What’s in the American Jobs Plan?
It calls for investing more than $ 600bn in infrastructure, including modernising roads, replacing rail cars and buses and repairing crumbling bridges.
Billions more would be devoted to initiatives like improving veterans hospitals, upgrading affordable housing, expanding high-speed broadband, and providing incentives for manufacturing and technology research.
It calls for money to be directed to rural communities and communities of colour, including establishing a national climate-focused laboratory affiliated with an historically black university.
The spending, which would have to be approved by Congress, would roll out over eight years.
The White House said tax increases would offset the cost over 15 years.
Mr Biden called for raising the corporate tax rate from 21% to 28%, a move that would partially undo cuts the US passed in 2017. He also proposed raising the minimum rate charged for overseas profits.
In his speech, in an acknowledgment such plans are likely to face, he said he was also “open to other ideas” when it came to paying for the spending.
“Failing to make these investments adds to our debt and effectively puts our children at a disadvantage relative to our competitors,” he said. “The divisions of the moment shouldn’t stop us from doing the right thing for the future.”
Will it pass?
Mr Biden’s proposal – which closely resembles promises he made during last year’s election campaign – comes just weeks after Democrats muscled through $ 1.9tn more in aid to address the economic upheaval caused by the pandemic, approving that package without Republican support.
It’s not clear yet how much of Mr Biden’s latest plan will make it through Congress – or how much of another spending package focused on areas such as childcare and education that he plans to unveil in coming weeks.
Paul Ashworth, chief North America economist at Capital Economics, said the speedy advance of the pandemic package was unusual.
“Normally the negotiations drag on for months and what eventually gets passed, if anything gets passed at all, bears only a passing resemblance to what the administration originally asked for,” he said. “We suspect these negotiations will revert to the mean.”
Eli Allen is director of the Center for Sustainable Careers at Civic Works, a non-profit organisation that offers programmes such as job training focused on careers in sustainable energy in Baltimore, Maryland, a majority black city near Washington, DC.

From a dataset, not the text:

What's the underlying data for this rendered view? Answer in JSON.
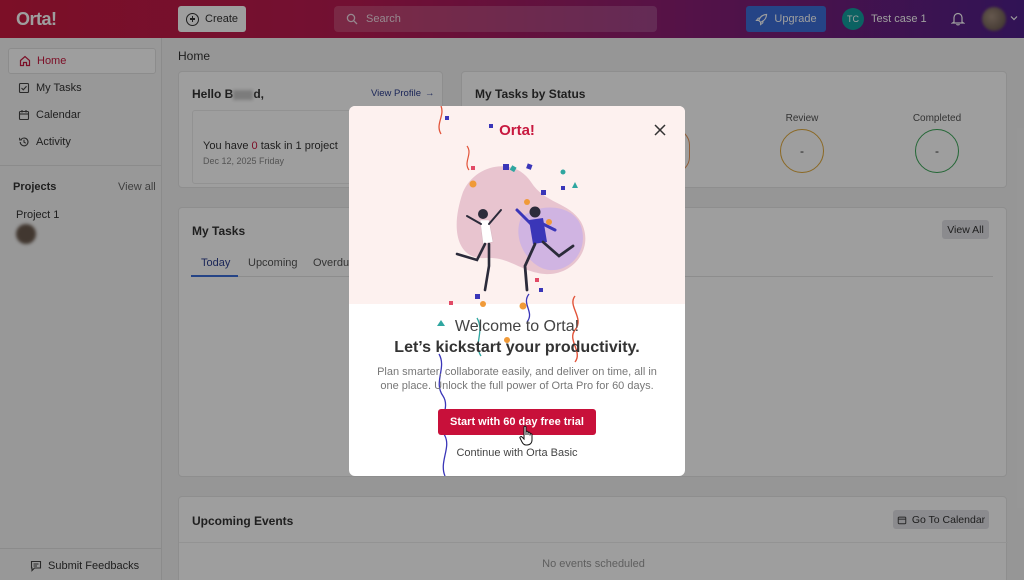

He said he was “cautiously optimistic” that something resembling Mr Biden’s ambitions would eventually pass and was particularly heartened by Mr Biden’s emphasis on creating “quality jobs” in terms of pay and benefits – which he said could help set a standard across the industry.
“The focus on racial equity is not something we’ve seen in some of the past federal programmes that we’ve worked with,” he added. “I think that focus … is very important as we think about strategies to expand access to these jobs, especially for communities of colour.”

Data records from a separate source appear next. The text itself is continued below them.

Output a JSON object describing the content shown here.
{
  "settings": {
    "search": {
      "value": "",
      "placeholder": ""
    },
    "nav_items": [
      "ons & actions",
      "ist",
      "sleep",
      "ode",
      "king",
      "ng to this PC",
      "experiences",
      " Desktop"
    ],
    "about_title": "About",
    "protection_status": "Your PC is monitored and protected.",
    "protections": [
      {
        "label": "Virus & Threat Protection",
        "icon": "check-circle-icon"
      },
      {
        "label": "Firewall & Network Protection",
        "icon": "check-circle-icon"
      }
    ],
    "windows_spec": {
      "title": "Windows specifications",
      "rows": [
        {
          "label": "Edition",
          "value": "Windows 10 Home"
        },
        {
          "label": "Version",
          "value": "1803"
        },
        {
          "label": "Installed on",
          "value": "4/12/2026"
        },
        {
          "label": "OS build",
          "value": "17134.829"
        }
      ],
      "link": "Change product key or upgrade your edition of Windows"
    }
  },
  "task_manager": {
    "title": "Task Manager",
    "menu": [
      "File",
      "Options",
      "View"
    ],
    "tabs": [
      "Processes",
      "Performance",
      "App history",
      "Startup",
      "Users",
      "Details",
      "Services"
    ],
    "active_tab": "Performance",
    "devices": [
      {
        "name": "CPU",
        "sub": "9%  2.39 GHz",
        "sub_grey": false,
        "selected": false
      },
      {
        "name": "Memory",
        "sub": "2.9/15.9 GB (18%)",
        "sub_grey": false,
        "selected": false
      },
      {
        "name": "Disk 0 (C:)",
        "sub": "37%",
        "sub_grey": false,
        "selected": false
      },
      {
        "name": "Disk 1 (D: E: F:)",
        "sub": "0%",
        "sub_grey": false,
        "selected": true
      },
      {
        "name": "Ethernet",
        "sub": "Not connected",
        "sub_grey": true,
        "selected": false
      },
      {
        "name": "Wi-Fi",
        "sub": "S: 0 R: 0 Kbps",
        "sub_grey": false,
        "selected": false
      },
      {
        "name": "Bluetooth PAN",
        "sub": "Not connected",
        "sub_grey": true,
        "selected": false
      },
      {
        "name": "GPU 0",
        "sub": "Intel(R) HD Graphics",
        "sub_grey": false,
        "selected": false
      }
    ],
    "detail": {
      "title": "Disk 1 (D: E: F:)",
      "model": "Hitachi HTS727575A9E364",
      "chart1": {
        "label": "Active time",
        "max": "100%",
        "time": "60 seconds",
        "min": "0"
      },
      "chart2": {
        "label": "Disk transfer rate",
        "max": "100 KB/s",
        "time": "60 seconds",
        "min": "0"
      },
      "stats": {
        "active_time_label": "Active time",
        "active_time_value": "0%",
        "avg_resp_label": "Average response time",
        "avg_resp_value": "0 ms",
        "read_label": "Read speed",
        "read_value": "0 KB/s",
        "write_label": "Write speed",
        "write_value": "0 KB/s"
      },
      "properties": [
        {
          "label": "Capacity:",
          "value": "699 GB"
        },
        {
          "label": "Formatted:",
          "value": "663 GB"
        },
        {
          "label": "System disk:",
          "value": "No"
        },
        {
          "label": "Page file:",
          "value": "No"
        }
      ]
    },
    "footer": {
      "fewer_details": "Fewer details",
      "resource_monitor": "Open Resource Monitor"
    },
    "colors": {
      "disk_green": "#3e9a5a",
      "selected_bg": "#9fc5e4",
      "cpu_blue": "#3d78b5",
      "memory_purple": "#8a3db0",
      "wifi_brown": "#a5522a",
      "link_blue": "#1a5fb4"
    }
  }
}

‘Prioritising infrastructure in a new way’
Stefani Pashman is chief executive of the Allegheny Conference on Community Development, a regional economic development group in Pittsburgh, the former steel town in Pennsylvania where Mr Biden delivered his speech on Wednesday.

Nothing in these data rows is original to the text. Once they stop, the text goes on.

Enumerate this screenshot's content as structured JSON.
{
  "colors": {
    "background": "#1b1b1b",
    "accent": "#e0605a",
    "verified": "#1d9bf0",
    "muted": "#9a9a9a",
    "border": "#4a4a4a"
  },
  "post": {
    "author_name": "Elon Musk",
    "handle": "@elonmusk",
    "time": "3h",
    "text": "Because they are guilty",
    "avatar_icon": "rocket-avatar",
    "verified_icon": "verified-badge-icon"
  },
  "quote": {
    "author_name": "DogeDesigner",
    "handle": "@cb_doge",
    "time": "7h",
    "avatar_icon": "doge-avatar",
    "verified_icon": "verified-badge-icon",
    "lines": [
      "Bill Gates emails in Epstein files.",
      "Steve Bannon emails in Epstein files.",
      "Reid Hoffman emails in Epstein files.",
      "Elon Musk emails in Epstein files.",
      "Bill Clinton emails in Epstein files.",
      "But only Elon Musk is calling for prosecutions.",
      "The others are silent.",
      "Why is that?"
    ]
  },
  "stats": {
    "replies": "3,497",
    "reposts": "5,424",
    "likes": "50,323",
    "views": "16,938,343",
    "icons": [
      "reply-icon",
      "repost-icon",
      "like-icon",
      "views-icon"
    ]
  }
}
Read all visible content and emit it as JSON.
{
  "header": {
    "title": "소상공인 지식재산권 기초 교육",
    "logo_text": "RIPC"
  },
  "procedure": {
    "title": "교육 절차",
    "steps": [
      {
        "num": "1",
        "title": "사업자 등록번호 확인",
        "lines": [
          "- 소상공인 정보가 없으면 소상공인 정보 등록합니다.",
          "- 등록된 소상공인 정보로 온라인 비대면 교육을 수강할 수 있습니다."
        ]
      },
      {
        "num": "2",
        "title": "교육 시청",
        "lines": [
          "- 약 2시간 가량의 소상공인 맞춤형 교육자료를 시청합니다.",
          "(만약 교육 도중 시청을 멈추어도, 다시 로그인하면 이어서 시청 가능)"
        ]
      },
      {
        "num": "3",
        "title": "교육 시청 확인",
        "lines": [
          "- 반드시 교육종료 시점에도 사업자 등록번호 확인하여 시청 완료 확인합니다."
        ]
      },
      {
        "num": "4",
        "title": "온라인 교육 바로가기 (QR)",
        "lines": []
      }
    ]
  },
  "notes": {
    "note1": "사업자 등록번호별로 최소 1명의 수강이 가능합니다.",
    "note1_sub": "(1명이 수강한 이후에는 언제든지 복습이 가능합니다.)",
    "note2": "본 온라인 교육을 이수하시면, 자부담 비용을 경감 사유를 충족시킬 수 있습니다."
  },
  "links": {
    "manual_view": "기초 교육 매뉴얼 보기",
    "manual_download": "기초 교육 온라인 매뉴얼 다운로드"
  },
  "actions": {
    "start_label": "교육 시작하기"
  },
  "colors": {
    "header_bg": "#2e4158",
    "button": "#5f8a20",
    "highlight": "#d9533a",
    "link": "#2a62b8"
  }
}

The city, located in a state that was key to Mr Biden’s election victory, has been working to reinvent itself as a centre for high-tech research in areas such as autonomous vehicles.
Ms Pashman said the president’s promise of billions of government dollars has also injected new energy into ambitious local plans, like an effort by Carnegie Mellon University and rail technology company Wabtec to establish a new research lab focused on innovations in freight rail, like autonomous trains.
“The idea is to transform the rail industry … but we need $ 600m from the federal government to amplify what we’re able to do at the local level,” she said.
“The past few years … I don’t think the government was positioned to take this on at the level that it needs to be addressed and invested in to propel our region’s economy and all the economies of the nation,” she added.
“It’s clear that they’re prioritizing infrastructure in a new way.”